Thursday, June 19, 2008

The Great Movies: "Broken Blossoms"

Broken Blossoms
D.W. Griffith, 1919.

Let's not mince words. I don't care for silent movies, and I bet you don't either. You don't have to be an especially verbal person to miss dialogue. Having the action constantly interrupted by caption cards, all of which are on the screen long enough to let the very slowest of readers trudge through them, is a pain in the butt. The filmmakers, knowing this, keep the use of the cards to a minimum, but this causes problems too. It means that the actors need to express their communication through over-the-top miming of their emotions, attitudes, and intentions. Humor, where present, is reduced to witless slapstick. It's all very tiresome, for those of us used to the talkies.

But a project is a project, and Broken Blossoms is on the "Great Movies" list. And it is interesting enough, I suppose, from the perspective of the history of film, or of cultural attitudes, or whatever.

It is a sanctimonious and melodramatic tale with a heart of gold.

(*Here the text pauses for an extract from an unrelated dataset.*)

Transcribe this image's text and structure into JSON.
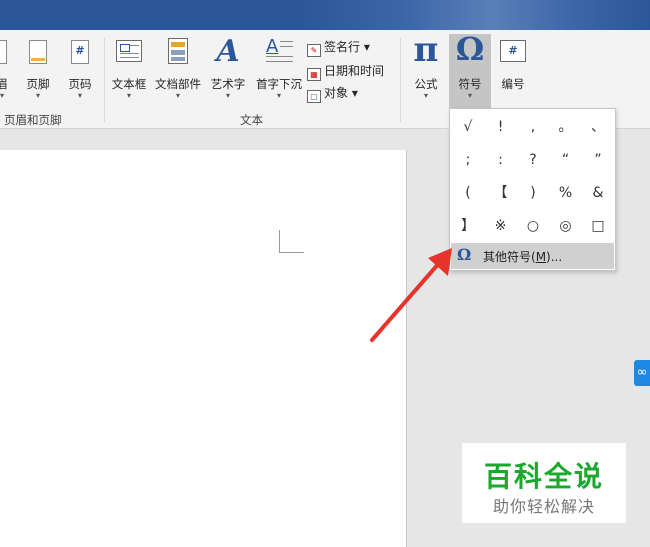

Griffith was apparently chagrined by reaction to his Birth of a Nation, a groundbreaking film which had expanded the possibilities of movie-making -- but which had oddly glorified that bizarre amalgamation of campy dress-up and fascist brutality, the Ku Klux Klan. In Broken Blossoms, the hero is a Chinese man who comes to London hoping to spread the message of Buddhism to the West, an unlikely scenario that Griffith seems to be treating with respect and as a serious social critique, not as a gag. It might have worked better as a gag. The film staunchly affirms the equality of all humankind, both by contrasting an Asian hero with Anglo villains and, more bluntly, through preachy captions. Griffith's liberalism apparently did not extend to hiring decisions, however, as all of the Chinese roles are played by white actors.

Plot: A Chinese immigrant in a London slum tries to save a young girl from her abusive father, a thuggish prize fighter.

Dialogue: None. Silent, remember?

Visuals: You can tell that the craft of getting motion pictures on film was well understood by this point in history. The lighting, camera angles, cuts, and so on are all fairly polished and work well together in advancing a narrative. Still, the broad movements and expressions that the actors employ to compensate for the absence of language can't help but seem like hammy overacting today. The bad guy can't just sneer; he has to ooze sneering-ness in a way that no half-blind four year old in the back row of a crowded theater could possibly misunderstand. It gets tiring.

The affection of the lead character to the girl is unambiguously portrayed as romantic adoration. We are clearly meant to see that he is in love with her, albeit in a "pure" sort of way. Yet, he maintains a careful and constant few inches of distance, as Griffith strains to finagle a love story without breaking the then very firm taboo against interracial relationships. What makes a modern viewer more uncomfortable is the distinct edge of pedophilia -- the girl is only supposed to be fifteen years old -- but there's no evidence that the filmmakers gave this issue any thought. Funny how things change.

Prognosis: Of historical interest only.

1 comment:

Anonymous said...

A real dud, true, but if memory serves, it did take the Oscar for voice coaching.